Exercise material —
◆ ◆ ◆ ◆ ◆ ◆ ◆

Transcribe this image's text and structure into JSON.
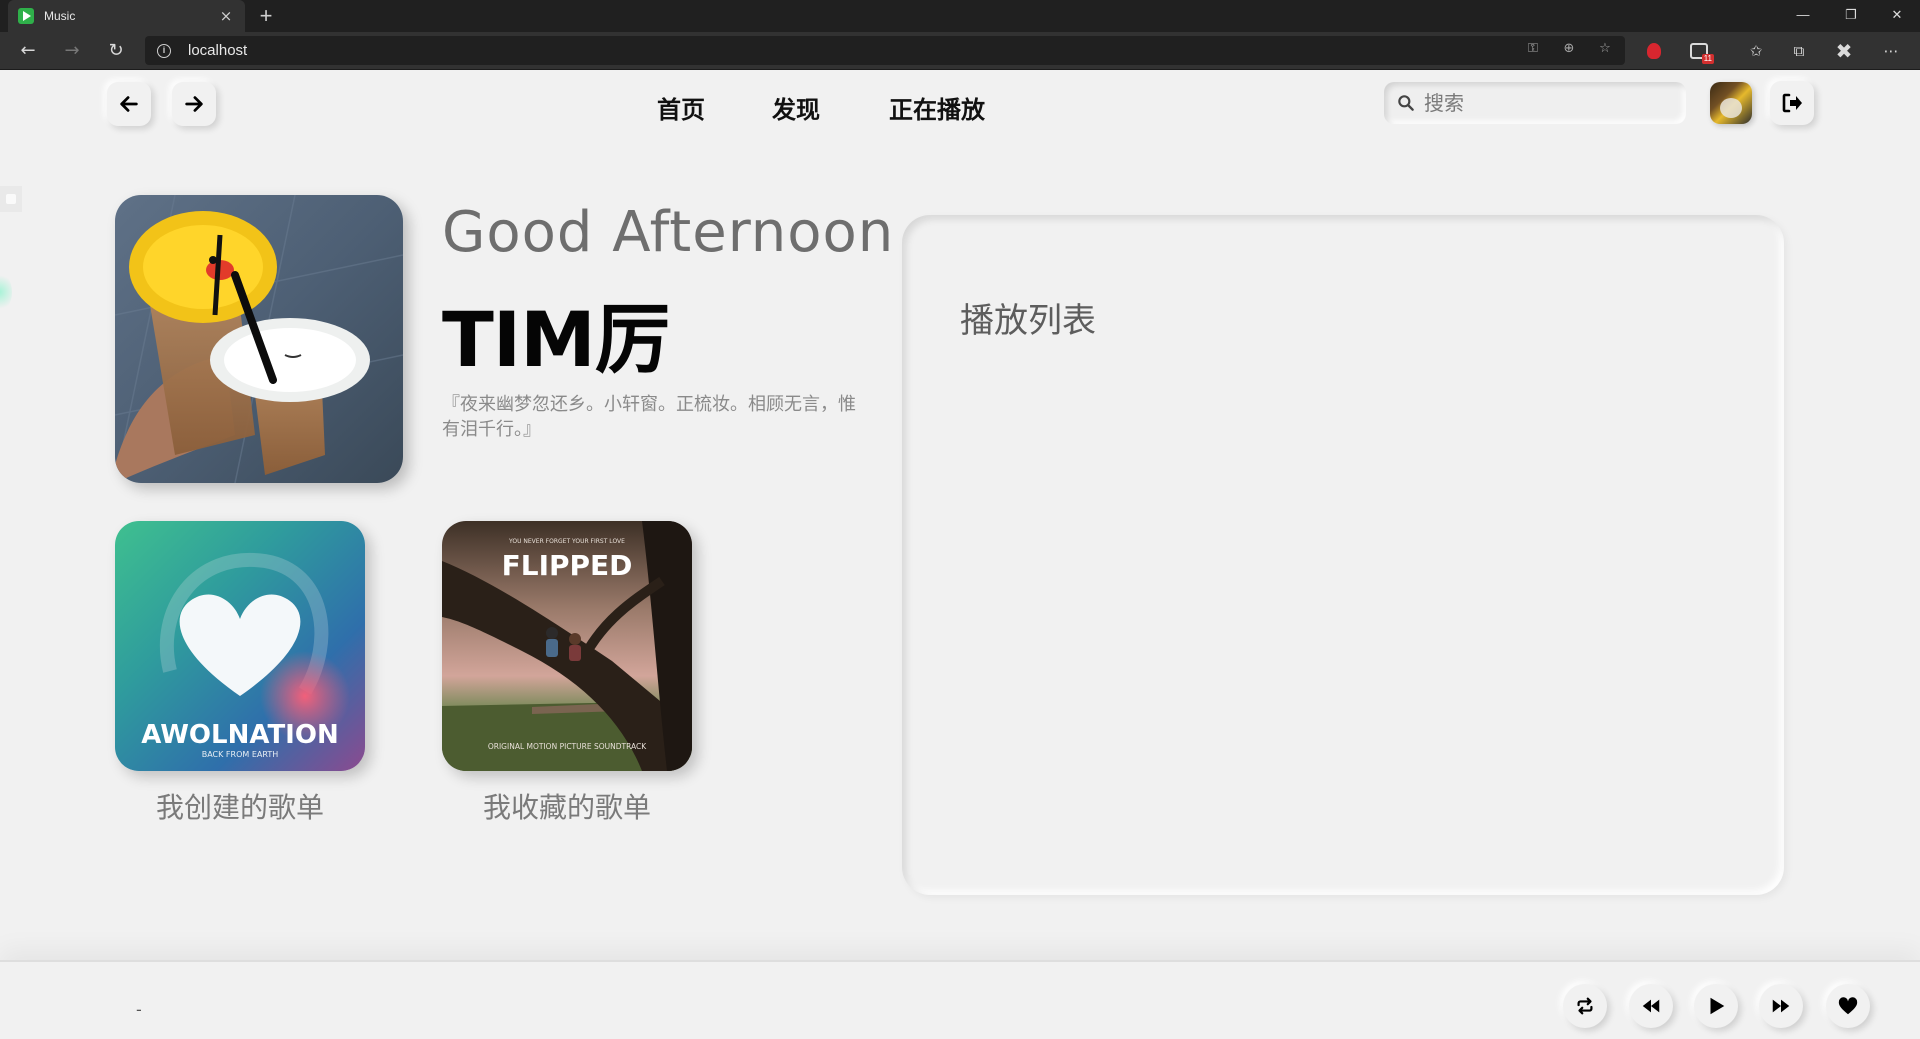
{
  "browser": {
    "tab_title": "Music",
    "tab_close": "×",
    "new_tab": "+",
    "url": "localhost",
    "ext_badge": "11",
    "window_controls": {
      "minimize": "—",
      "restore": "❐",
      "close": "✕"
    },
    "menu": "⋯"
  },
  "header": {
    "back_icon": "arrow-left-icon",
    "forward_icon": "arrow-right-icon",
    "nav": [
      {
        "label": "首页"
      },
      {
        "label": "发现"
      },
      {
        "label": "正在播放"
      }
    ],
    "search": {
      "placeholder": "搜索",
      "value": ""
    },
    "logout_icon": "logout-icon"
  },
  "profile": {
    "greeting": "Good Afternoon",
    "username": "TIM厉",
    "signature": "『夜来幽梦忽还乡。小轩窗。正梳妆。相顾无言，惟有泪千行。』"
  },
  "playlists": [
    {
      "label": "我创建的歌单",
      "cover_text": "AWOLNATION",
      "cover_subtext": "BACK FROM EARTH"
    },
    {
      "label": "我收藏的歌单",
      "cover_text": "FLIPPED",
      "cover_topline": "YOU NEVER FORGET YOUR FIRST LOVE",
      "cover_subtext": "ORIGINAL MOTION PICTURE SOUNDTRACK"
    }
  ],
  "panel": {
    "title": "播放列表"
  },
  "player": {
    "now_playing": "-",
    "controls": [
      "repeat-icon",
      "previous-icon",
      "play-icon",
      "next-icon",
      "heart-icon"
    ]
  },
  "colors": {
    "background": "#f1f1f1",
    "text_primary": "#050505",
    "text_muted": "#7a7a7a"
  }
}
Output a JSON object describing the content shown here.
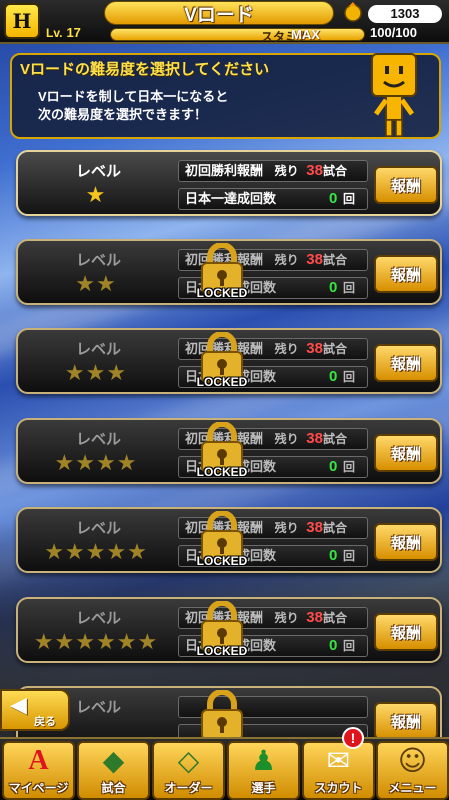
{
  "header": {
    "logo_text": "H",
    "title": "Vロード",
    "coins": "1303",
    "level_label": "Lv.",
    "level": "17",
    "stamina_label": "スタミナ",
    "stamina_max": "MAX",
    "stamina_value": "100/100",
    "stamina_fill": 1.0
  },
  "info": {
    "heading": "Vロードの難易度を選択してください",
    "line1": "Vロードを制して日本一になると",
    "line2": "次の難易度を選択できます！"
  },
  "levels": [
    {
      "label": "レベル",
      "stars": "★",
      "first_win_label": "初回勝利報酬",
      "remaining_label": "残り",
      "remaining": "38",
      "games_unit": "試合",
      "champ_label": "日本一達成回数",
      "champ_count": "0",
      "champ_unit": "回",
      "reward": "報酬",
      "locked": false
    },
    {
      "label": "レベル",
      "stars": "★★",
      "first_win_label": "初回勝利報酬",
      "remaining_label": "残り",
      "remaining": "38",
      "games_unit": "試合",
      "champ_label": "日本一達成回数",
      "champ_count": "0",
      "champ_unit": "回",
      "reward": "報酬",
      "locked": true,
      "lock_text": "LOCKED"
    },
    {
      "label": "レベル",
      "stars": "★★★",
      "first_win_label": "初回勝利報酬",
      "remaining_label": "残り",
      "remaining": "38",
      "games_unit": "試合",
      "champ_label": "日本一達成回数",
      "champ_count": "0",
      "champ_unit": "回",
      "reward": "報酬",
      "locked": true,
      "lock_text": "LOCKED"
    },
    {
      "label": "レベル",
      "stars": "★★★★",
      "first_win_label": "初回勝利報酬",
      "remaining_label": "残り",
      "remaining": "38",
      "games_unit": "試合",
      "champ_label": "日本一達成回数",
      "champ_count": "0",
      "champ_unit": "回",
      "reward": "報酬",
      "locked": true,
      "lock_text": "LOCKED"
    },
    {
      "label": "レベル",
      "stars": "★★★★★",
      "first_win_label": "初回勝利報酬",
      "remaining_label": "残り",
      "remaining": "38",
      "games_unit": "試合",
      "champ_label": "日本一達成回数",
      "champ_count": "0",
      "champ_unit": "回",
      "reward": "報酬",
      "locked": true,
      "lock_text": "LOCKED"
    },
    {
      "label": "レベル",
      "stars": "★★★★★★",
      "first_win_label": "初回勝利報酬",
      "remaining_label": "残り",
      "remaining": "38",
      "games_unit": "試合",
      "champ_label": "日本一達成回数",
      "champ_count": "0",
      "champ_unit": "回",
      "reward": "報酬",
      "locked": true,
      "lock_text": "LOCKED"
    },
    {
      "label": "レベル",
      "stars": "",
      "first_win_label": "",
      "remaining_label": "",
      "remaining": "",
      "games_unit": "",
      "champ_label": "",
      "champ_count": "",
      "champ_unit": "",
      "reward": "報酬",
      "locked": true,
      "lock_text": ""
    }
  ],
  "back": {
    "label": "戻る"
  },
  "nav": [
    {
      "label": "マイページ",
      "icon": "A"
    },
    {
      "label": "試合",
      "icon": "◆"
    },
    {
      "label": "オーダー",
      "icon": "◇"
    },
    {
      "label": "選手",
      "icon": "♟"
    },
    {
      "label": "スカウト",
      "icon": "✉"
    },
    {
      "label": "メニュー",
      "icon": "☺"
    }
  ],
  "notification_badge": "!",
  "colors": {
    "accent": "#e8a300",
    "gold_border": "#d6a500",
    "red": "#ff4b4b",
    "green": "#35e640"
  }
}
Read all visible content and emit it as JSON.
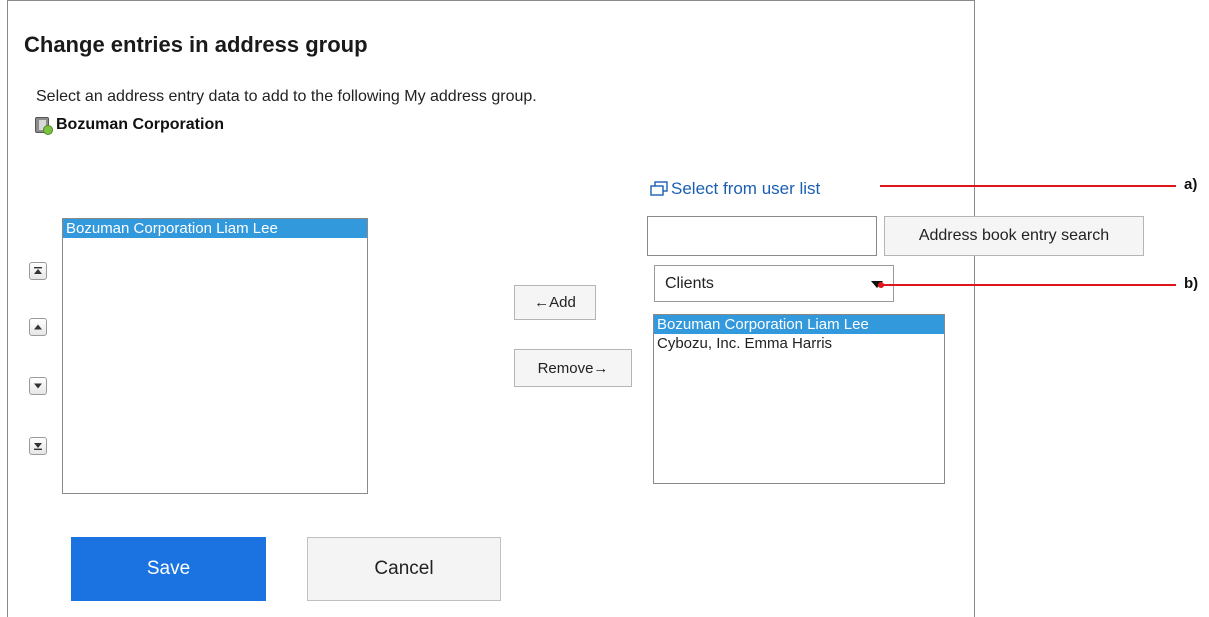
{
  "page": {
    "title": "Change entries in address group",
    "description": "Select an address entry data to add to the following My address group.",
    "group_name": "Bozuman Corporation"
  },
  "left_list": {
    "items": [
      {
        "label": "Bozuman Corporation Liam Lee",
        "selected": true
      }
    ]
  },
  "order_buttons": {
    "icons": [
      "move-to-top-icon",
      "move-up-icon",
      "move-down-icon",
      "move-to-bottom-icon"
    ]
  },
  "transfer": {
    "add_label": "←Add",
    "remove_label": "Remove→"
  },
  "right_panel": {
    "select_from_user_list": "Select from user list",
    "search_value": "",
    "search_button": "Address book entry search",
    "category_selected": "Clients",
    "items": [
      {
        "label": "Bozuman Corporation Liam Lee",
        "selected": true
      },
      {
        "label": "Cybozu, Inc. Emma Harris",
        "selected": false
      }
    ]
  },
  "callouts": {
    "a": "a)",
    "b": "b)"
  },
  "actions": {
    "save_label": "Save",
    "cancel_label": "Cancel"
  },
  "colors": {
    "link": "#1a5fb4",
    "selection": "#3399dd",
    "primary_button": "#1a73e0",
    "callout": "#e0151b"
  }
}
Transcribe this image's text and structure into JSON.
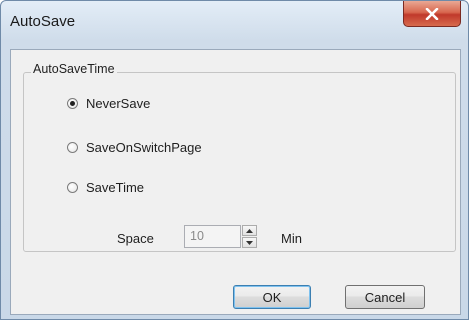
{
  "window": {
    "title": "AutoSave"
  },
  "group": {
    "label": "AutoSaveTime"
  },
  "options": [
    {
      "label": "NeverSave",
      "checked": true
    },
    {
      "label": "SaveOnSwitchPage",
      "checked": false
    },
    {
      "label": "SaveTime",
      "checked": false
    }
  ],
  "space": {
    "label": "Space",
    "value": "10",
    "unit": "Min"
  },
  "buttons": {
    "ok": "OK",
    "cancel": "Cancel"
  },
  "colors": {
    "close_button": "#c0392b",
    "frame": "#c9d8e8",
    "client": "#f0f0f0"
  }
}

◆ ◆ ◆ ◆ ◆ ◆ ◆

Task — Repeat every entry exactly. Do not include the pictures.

Completed task —
Transcribe this image's text and structure into JSON.
{
  "browser": {
    "tab_title": "Music",
    "tab_close": "×",
    "new_tab": "+",
    "url": "localhost",
    "ext_badge": "11",
    "window_controls": {
      "minimize": "—",
      "restore": "❐",
      "close": "✕"
    },
    "menu": "⋯"
  },
  "header": {
    "back_icon": "arrow-left-icon",
    "forward_icon": "arrow-right-icon",
    "nav": [
      {
        "label": "首页"
      },
      {
        "label": "发现"
      },
      {
        "label": "正在播放"
      }
    ],
    "search": {
      "placeholder": "搜索",
      "value": ""
    },
    "logout_icon": "logout-icon"
  },
  "profile": {
    "greeting": "Good Afternoon",
    "username": "TIM厉",
    "signature": "『夜来幽梦忽还乡。小轩窗。正梳妆。相顾无言，惟有泪千行。』"
  },
  "playlists": [
    {
      "label": "我创建的歌单",
      "cover_text": "AWOLNATION",
      "cover_subtext": "BACK FROM EARTH"
    },
    {
      "label": "我收藏的歌单",
      "cover_text": "FLIPPED",
      "cover_topline": "YOU NEVER FORGET YOUR FIRST LOVE",
      "cover_subtext": "ORIGINAL MOTION PICTURE SOUNDTRACK"
    }
  ],
  "panel": {
    "title": "播放列表"
  },
  "player": {
    "now_playing": "-",
    "controls": [
      "repeat-icon",
      "previous-icon",
      "play-icon",
      "next-icon",
      "heart-icon"
    ]
  },
  "colors": {
    "background": "#f1f1f1",
    "text_primary": "#050505",
    "text_muted": "#7a7a7a"
  }
}
Output a JSON object describing the content shown here.
{
  "header": {
    "logo_text": "H",
    "title": "Vロード",
    "coins": "1303",
    "level_label": "Lv.",
    "level": "17",
    "stamina_label": "スタミナ",
    "stamina_max": "MAX",
    "stamina_value": "100/100",
    "stamina_fill": 1.0
  },
  "info": {
    "heading": "Vロードの難易度を選択してください",
    "line1": "Vロードを制して日本一になると",
    "line2": "次の難易度を選択できます！"
  },
  "levels": [
    {
      "label": "レベル",
      "stars": "★",
      "first_win_label": "初回勝利報酬",
      "remaining_label": "残り",
      "remaining": "38",
      "games_unit": "試合",
      "champ_label": "日本一達成回数",
      "champ_count": "0",
      "champ_unit": "回",
      "reward": "報酬",
      "locked": false
    },
    {
      "label": "レベル",
      "stars": "★★",
      "first_win_label": "初回勝利報酬",
      "remaining_label": "残り",
      "remaining": "38",
      "games_unit": "試合",
      "champ_label": "日本一達成回数",
      "champ_count": "0",
      "champ_unit": "回",
      "reward": "報酬",
      "locked": true,
      "lock_text": "LOCKED"
    },
    {
      "label": "レベル",
      "stars": "★★★",
      "first_win_label": "初回勝利報酬",
      "remaining_label": "残り",
      "remaining": "38",
      "games_unit": "試合",
      "champ_label": "日本一達成回数",
      "champ_count": "0",
      "champ_unit": "回",
      "reward": "報酬",
      "locked": true,
      "lock_text": "LOCKED"
    },
    {
      "label": "レベル",
      "stars": "★★★★",
      "first_win_label": "初回勝利報酬",
      "remaining_label": "残り",
      "remaining": "38",
      "games_unit": "試合",
      "champ_label": "日本一達成回数",
      "champ_count": "0",
      "champ_unit": "回",
      "reward": "報酬",
      "locked": true,
      "lock_text": "LOCKED"
    },
    {
      "label": "レベル",
      "stars": "★★★★★",
      "first_win_label": "初回勝利報酬",
      "remaining_label": "残り",
      "remaining": "38",
      "games_unit": "試合",
      "champ_label": "日本一達成回数",
      "champ_count": "0",
      "champ_unit": "回",
      "reward": "報酬",
      "locked": true,
      "lock_text": "LOCKED"
    },
    {
      "label": "レベル",
      "stars": "★★★★★★",
      "first_win_label": "初回勝利報酬",
      "remaining_label": "残り",
      "remaining": "38",
      "games_unit": "試合",
      "champ_label": "日本一達成回数",
      "champ_count": "0",
      "champ_unit": "回",
      "reward": "報酬",
      "locked": true,
      "lock_text": "LOCKED"
    },
    {
      "label": "レベル",
      "stars": "",
      "first_win_label": "",
      "remaining_label": "",
      "remaining": "",
      "games_unit": "",
      "champ_label": "",
      "champ_count": "",
      "champ_unit": "",
      "reward": "報酬",
      "locked": true,
      "lock_text": ""
    }
  ],
  "back": {
    "label": "戻る"
  },
  "nav": [
    {
      "label": "マイページ",
      "icon": "A"
    },
    {
      "label": "試合",
      "icon": "◆"
    },
    {
      "label": "オーダー",
      "icon": "◇"
    },
    {
      "label": "選手",
      "icon": "♟"
    },
    {
      "label": "スカウト",
      "icon": "✉"
    },
    {
      "label": "メニュー",
      "icon": "☺"
    }
  ],
  "notification_badge": "!",
  "colors": {
    "accent": "#e8a300",
    "gold_border": "#d6a500",
    "red": "#ff4b4b",
    "green": "#35e640"
  }
}
Read all visible content and emit it as JSON.
{
  "page": {
    "title": "Change entries in address group",
    "description": "Select an address entry data to add to the following My address group.",
    "group_name": "Bozuman Corporation"
  },
  "left_list": {
    "items": [
      {
        "label": "Bozuman Corporation Liam Lee",
        "selected": true
      }
    ]
  },
  "order_buttons": {
    "icons": [
      "move-to-top-icon",
      "move-up-icon",
      "move-down-icon",
      "move-to-bottom-icon"
    ]
  },
  "transfer": {
    "add_label": "←Add",
    "remove_label": "Remove→"
  },
  "right_panel": {
    "select_from_user_list": "Select from user list",
    "search_value": "",
    "search_button": "Address book entry search",
    "category_selected": "Clients",
    "items": [
      {
        "label": "Bozuman Corporation Liam Lee",
        "selected": true
      },
      {
        "label": "Cybozu, Inc. Emma Harris",
        "selected": false
      }
    ]
  },
  "callouts": {
    "a": "a)",
    "b": "b)"
  },
  "actions": {
    "save_label": "Save",
    "cancel_label": "Cancel"
  },
  "colors": {
    "link": "#1a5fb4",
    "selection": "#3399dd",
    "primary_button": "#1a73e0",
    "callout": "#e0151b"
  }
}
Transcribe this image's text and structure into JSON.
{
  "window": {
    "title": "AutoSave"
  },
  "group": {
    "label": "AutoSaveTime"
  },
  "options": [
    {
      "label": "NeverSave",
      "checked": true
    },
    {
      "label": "SaveOnSwitchPage",
      "checked": false
    },
    {
      "label": "SaveTime",
      "checked": false
    }
  ],
  "space": {
    "label": "Space",
    "value": "10",
    "unit": "Min"
  },
  "buttons": {
    "ok": "OK",
    "cancel": "Cancel"
  },
  "colors": {
    "close_button": "#c0392b",
    "frame": "#c9d8e8",
    "client": "#f0f0f0"
  }
}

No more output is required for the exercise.